_INSTRUCTIONS TO FOLLOW_. Whenever a line in the data holds the string "Lunch", copy that line.
##### DATA SUPPLIED #####
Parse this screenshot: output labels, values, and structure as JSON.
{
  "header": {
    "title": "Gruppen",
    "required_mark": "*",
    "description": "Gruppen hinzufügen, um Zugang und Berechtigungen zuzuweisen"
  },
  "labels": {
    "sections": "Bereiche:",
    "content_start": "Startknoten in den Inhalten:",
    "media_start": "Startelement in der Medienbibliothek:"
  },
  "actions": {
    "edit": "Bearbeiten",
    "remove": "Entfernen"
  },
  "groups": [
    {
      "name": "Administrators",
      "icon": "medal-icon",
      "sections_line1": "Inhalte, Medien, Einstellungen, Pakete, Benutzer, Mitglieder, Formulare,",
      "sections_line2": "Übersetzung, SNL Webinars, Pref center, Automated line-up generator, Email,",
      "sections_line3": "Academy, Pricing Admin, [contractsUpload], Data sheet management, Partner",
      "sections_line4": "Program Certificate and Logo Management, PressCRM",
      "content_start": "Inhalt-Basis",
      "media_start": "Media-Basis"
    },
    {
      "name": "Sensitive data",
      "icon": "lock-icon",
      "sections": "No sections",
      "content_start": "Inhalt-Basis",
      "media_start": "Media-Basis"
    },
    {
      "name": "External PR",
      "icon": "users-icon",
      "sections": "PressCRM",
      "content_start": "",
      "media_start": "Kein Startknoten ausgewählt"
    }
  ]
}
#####
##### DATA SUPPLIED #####
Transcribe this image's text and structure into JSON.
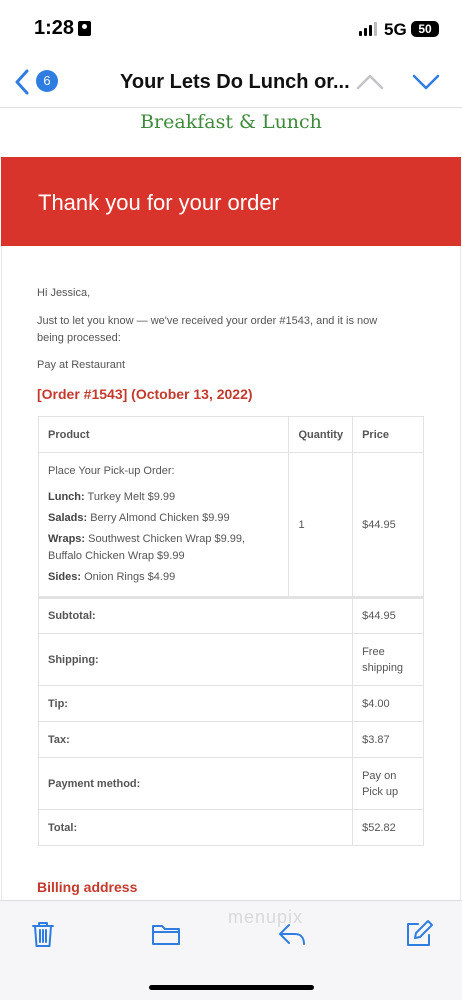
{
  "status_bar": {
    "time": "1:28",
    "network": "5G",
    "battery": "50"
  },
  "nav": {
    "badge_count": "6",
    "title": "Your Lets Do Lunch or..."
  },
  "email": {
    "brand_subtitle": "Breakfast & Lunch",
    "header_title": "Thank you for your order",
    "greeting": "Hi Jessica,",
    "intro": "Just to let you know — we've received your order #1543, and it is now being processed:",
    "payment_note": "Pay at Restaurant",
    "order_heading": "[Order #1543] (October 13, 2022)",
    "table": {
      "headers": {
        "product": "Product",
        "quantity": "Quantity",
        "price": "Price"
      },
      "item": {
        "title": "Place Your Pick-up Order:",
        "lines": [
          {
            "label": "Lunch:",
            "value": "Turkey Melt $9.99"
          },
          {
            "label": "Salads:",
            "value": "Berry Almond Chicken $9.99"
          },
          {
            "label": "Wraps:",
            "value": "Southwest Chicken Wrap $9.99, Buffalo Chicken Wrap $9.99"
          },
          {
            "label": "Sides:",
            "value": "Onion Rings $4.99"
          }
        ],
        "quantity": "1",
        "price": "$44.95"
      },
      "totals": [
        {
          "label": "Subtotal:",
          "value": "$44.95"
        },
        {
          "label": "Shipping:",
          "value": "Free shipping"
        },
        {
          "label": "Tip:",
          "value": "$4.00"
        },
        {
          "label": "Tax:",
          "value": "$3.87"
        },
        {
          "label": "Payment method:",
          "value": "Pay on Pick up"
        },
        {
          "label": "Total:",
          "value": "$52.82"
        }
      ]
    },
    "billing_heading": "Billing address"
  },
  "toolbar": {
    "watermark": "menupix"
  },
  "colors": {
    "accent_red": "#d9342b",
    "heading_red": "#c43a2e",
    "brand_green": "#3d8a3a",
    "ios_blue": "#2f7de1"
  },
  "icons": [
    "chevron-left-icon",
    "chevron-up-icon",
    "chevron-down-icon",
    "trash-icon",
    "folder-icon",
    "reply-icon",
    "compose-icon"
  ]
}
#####
_RESULT_.
    "title": "Your Lets Do Lunch or..."
    "brand_subtitle": "Breakfast & Lunch",
            "label": "Lunch:",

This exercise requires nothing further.